Investors have been treating Under Armour (NYSE: UA ) like a smelly ol' gym shoe this year, tossing the shares in the proverbial trash bin; they’ve plummeted from a high in the mid-$60s to a pre-earnings low of nearly $18. But if you'll permit me to run with an already noxious metaphor, yesterday we pulled the shoes out of the garbage and gave 'em a good shot of Lysol, and this morning they're smelling like new again.
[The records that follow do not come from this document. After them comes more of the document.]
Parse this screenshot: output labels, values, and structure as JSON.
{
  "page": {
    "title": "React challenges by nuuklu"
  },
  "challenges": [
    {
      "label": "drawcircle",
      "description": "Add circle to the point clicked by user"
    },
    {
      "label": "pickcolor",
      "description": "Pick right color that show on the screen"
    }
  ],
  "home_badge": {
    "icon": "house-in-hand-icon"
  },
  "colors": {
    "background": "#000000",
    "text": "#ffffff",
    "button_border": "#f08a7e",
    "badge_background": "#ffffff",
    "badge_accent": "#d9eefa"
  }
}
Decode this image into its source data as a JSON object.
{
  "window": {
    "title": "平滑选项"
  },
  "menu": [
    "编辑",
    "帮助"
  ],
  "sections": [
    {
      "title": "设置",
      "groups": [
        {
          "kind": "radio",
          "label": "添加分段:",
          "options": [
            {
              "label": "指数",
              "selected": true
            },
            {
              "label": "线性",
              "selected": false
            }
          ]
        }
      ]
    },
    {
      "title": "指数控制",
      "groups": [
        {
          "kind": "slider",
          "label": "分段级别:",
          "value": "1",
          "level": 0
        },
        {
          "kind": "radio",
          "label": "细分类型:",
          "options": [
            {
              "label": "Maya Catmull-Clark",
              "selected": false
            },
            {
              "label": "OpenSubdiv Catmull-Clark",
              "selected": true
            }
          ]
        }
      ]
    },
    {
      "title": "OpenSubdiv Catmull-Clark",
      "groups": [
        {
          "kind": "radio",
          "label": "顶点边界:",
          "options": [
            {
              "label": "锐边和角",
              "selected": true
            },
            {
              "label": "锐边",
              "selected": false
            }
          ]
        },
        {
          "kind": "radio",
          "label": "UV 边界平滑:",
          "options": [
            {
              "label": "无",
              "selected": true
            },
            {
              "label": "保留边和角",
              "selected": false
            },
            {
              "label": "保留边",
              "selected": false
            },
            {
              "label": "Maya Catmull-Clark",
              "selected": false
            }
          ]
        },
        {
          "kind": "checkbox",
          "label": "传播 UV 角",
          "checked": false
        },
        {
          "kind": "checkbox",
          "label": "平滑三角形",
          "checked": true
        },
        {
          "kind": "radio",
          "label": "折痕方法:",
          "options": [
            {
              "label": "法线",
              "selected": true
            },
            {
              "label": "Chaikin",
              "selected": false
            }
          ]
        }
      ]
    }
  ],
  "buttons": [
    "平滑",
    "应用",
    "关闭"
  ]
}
After reporting 28% improvement in earnings, UA shares leapt an astonishing 26% in a single day. And for this, you've got to credit the company's ability to maintain strong margins on its goods. With the gross rising to 51% last quarter, UA's leaving Deckers Outdoor (Nasdaq: DECK ) , Nike (NYSE: NKE ) , Columbia Sportswear (Nasdaq: COLM ) , and Wolverine World Wide (NYSE: WWW ) in the dust. And as good as this sounds, it's only the smallest part of the good news.
Trusted, verified, and ready to run
Last quarter, I gave credit where it was due: to UA management, for making a good start on its promise to pare inventory growth until it's "growing in line with net revenues." In Q3, they completed the job. With sales up 24% year over year in Q3, inventories grew just 8%.
What's more, as COO Wayne Marino noted, ever since poaching David McCreight from Sears Holdings (Nasdaq: SHLD ) in July: "Inventory control has been a major focus for the organization [leading] to the team's successful delivery on those expectations. By year end, we still anticipate inventory growth to remain below the rate of revenue growth, and for 2009, we are striving for improved inventory efficiency." So not only has UA promised to fix this problem, and not only has it delivered on that promise, but UA's now promising to improve its inventory situation even further.
Why that's important
At last report, UA was still running to the negative on free cash flow -- not the best place to be in the middle of a recession. Now that it's tying up less cash in unsold inventories, I hope we'll see cash profitability change for the better.
Speaking of which, if I've a quibble to make here, that's it -- the fact that we can only "hope" for good news on cash flow. Fools know that a perfect earnings report shows you the money. So ideally, we would all be able to see this for ourselves in a cash flow statement -- but UA continues to withhold this essential document.
Still, after reading those numbers that UA did deign to reveal yesterday, I'm a lot more comfortable trusting UA on this point today.